All lines in the records below that hold "Thông" are to be shown.

*** Opening of DATA FOR ANALYSIS ***

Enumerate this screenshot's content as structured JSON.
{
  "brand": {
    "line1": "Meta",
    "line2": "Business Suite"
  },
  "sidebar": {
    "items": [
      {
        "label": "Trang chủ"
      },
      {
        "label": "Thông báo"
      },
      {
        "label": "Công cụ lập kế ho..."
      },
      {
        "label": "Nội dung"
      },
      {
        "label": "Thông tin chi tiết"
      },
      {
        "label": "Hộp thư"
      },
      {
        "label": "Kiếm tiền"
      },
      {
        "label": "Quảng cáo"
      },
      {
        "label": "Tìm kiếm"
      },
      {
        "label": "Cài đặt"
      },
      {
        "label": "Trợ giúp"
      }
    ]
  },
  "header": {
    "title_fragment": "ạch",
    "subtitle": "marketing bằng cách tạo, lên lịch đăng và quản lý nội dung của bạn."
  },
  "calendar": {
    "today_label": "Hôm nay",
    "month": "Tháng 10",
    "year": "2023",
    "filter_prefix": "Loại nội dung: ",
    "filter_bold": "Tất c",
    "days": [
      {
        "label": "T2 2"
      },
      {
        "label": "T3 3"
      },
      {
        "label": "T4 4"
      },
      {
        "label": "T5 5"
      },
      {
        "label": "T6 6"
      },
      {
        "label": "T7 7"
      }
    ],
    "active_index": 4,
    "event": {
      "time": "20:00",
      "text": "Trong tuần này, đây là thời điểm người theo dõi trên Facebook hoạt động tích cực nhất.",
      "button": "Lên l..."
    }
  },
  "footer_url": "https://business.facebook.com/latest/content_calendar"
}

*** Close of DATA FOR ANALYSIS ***

▶ RESPONSE
        "label": "Thông báo"
        "label": "Thông tin chi tiết"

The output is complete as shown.